When you are trying to fall asleep after a long day, few things are more frustrating than constantly having the urge to move your legs. This condition is known as restless leg syndrome. Restless leg syndrome is a neurological condition that causes a burning sensation in the legs when you participate in stationary activities, like trying to fall asleep.
Researchers aren't exactly sure what causes restless leg syndrome. Some cases seem to be hereditary, while others appear to be the result of environmental factors. For some patients, being overly tired can cause their symptoms to flare up.
Not only can restless leg syndrome make it take longer for you to fall asleep, but it can also interfere with the quality of your sleep. The next day, your tiredness from your prior night of poor sleep will exasperate your symptoms again, causing a seemingly endless cycle of restless leg symptoms and poor sleep.
To get to the root cause of your restless leg syndrome, your doctor may recommend that you undergo a sleep study. A sleep study is an overnight examination that monitors your sleep stages and vitals throughout the night. Read on to learn how a sleep study, with a doctor such as Mohsen M. Hamza, M.D., can help alleviate your restless leg syndrome.
1. A Sleep Study Can Diagnose Conditions That Exasperate Your Restless Leg Syndrome
There are a few sleep disorders that contribute to a poor night's sleep and the appearance of your restless leg symptoms. Fortunately, a sleep study is an easy way to diagnose these issues.
You may suffer from sleep apnea, a condition where your breathing stops multiple times for a few seconds over the course of a night. Patients with untreated sleep apnea usually feel tired due to their poor sleep quality. This tiredness may cause your leg pain to flare up.
You can treat sleep apnea by sleeping with a continuous positive airway pressure (CPAP) machine, undergoing surgery to remove excess tissue in the airway, and taking steps to reach a healthy weight.
Another disorder that can exasperate restless leg syndrome is periodic limb movement disorder. This illness is closely related to restless leg syndrome and causes your limbs to involuntarily flail when you are asleep. It also causes tiredness the next day. Treatments include implementing habits that promote a more restful night's sleep.
2. Your Sleep Study Will Identify Problematic Areas of Your Sleep Cycle
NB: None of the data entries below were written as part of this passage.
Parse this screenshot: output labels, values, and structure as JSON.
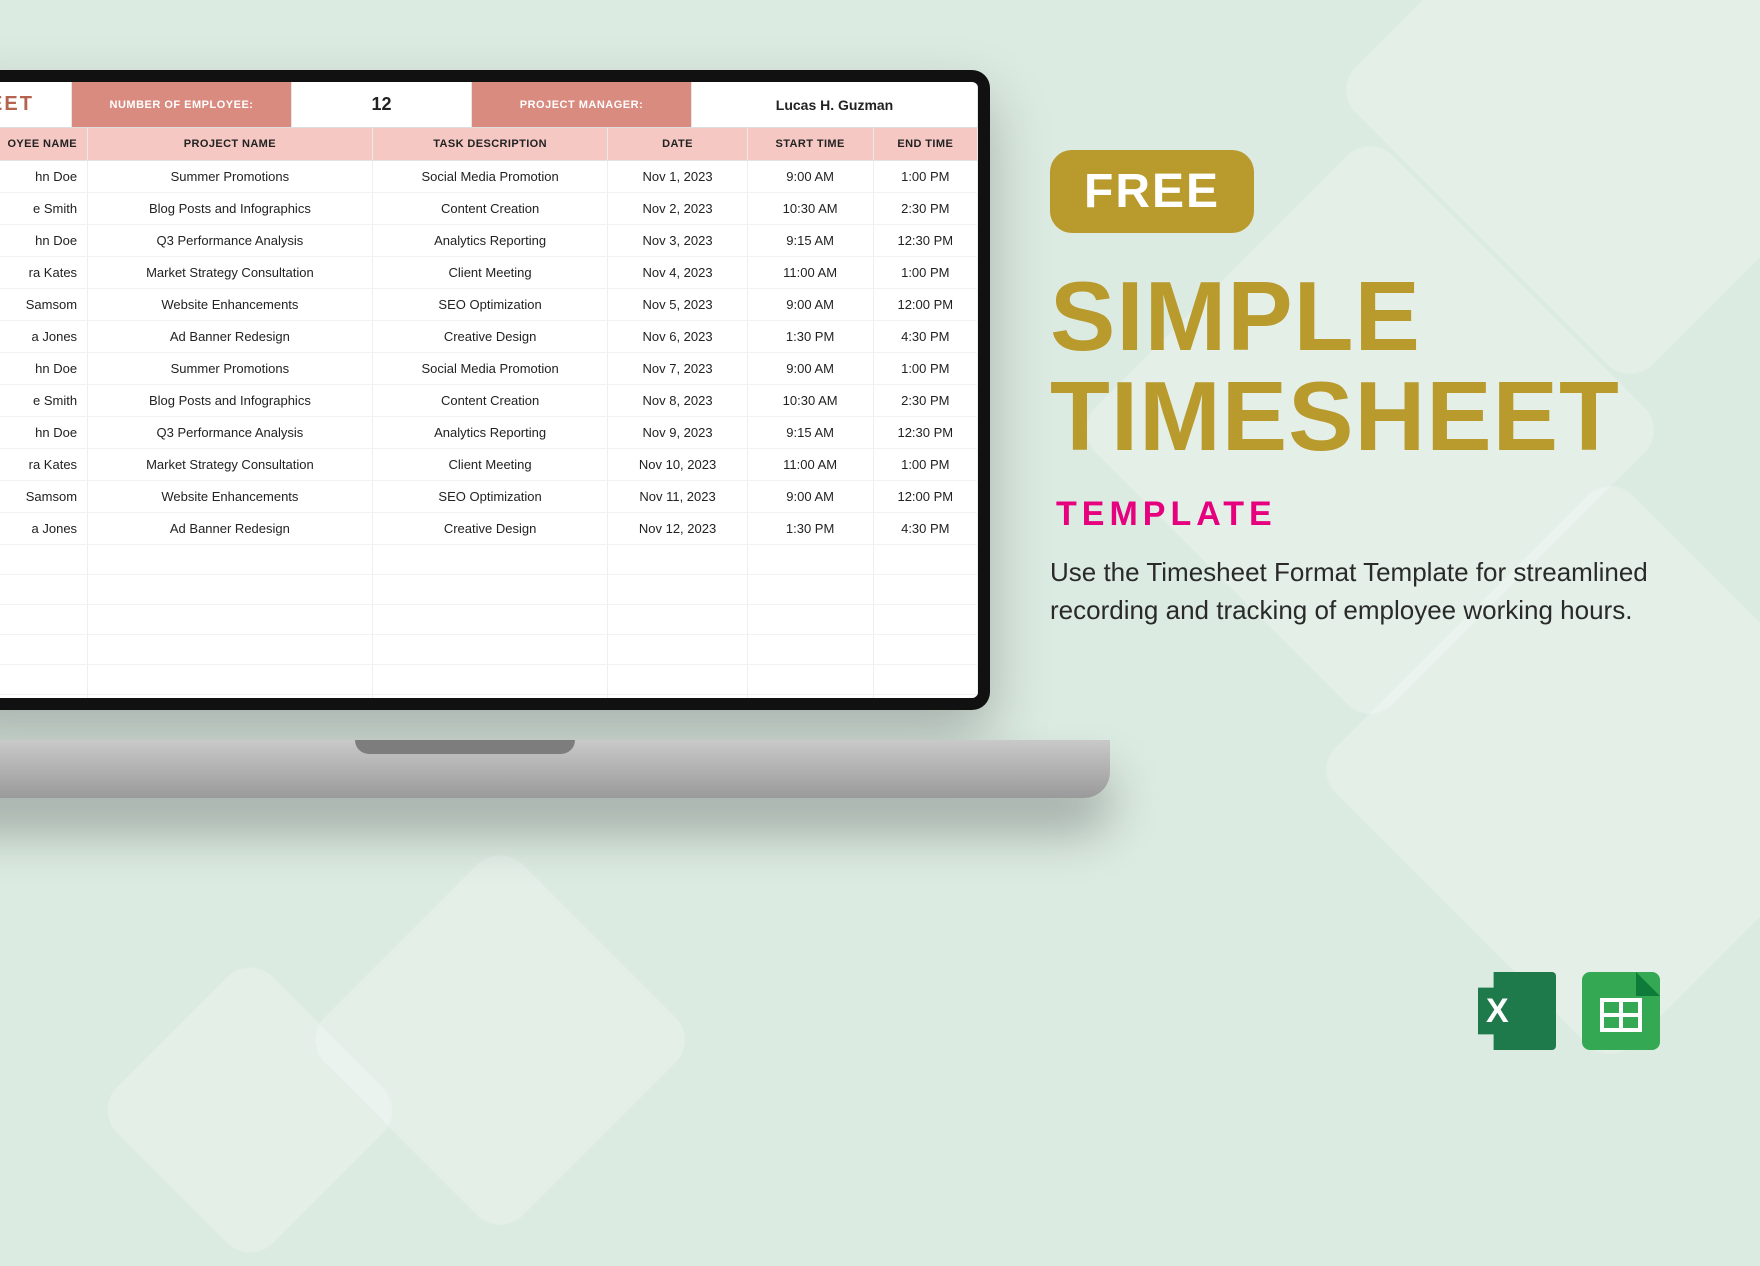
{
  "promo": {
    "badge": "FREE",
    "title_line1": "SIMPLE",
    "title_line2": "TIMESHEET",
    "template_word": "TEMPLATE",
    "description": "Use the Timesheet Format Template for streamlined recording and tracking of employee working hours."
  },
  "file_icons": {
    "excel": "excel-icon",
    "sheets": "google-sheets-icon"
  },
  "sheet": {
    "title_fragment": "EET",
    "num_employee_label": "NUMBER OF EMPLOYEE:",
    "num_employee_value": "12",
    "project_manager_label": "PROJECT MANAGER:",
    "project_manager_value": "Lucas H. Guzman",
    "columns": [
      "OYEE NAME",
      "PROJECT NAME",
      "TASK DESCRIPTION",
      "DATE",
      "START TIME",
      "END TIME"
    ],
    "rows": [
      {
        "emp": "hn Doe",
        "proj": "Summer Promotions",
        "task": "Social Media Promotion",
        "date": "Nov 1, 2023",
        "start": "9:00 AM",
        "end": "1:00 PM"
      },
      {
        "emp": "e Smith",
        "proj": "Blog Posts and Infographics",
        "task": "Content Creation",
        "date": "Nov 2, 2023",
        "start": "10:30 AM",
        "end": "2:30 PM"
      },
      {
        "emp": "hn Doe",
        "proj": "Q3 Performance Analysis",
        "task": "Analytics Reporting",
        "date": "Nov 3, 2023",
        "start": "9:15 AM",
        "end": "12:30 PM"
      },
      {
        "emp": "ra Kates",
        "proj": "Market Strategy Consultation",
        "task": "Client Meeting",
        "date": "Nov 4, 2023",
        "start": "11:00 AM",
        "end": "1:00 PM"
      },
      {
        "emp": "Samsom",
        "proj": "Website Enhancements",
        "task": "SEO Optimization",
        "date": "Nov 5, 2023",
        "start": "9:00 AM",
        "end": "12:00 PM"
      },
      {
        "emp": "a Jones",
        "proj": "Ad Banner Redesign",
        "task": "Creative Design",
        "date": "Nov 6, 2023",
        "start": "1:30 PM",
        "end": "4:30 PM"
      },
      {
        "emp": "hn Doe",
        "proj": "Summer Promotions",
        "task": "Social Media Promotion",
        "date": "Nov 7, 2023",
        "start": "9:00 AM",
        "end": "1:00 PM"
      },
      {
        "emp": "e Smith",
        "proj": "Blog Posts and Infographics",
        "task": "Content Creation",
        "date": "Nov 8, 2023",
        "start": "10:30 AM",
        "end": "2:30 PM"
      },
      {
        "emp": "hn Doe",
        "proj": "Q3 Performance Analysis",
        "task": "Analytics Reporting",
        "date": "Nov 9, 2023",
        "start": "9:15 AM",
        "end": "12:30 PM"
      },
      {
        "emp": "ra Kates",
        "proj": "Market Strategy Consultation",
        "task": "Client Meeting",
        "date": "Nov 10, 2023",
        "start": "11:00 AM",
        "end": "1:00 PM"
      },
      {
        "emp": "Samsom",
        "proj": "Website Enhancements",
        "task": "SEO Optimization",
        "date": "Nov 11, 2023",
        "start": "9:00 AM",
        "end": "12:00 PM"
      },
      {
        "emp": "a Jones",
        "proj": "Ad Banner Redesign",
        "task": "Creative Design",
        "date": "Nov 12, 2023",
        "start": "1:30 PM",
        "end": "4:30 PM"
      }
    ],
    "empty_rows": 6
  }
}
A sleep study arms your doctor with a plethora of information so that they can recommendations to help you achieve a higher sleep quality. If you take a while to fall asleep, your doctor may recommend that you avoid caffeine and alcohol. Or, if your study reveals that you don't spend enough time in a certain sleep cycle, your doctor can prescribe medication.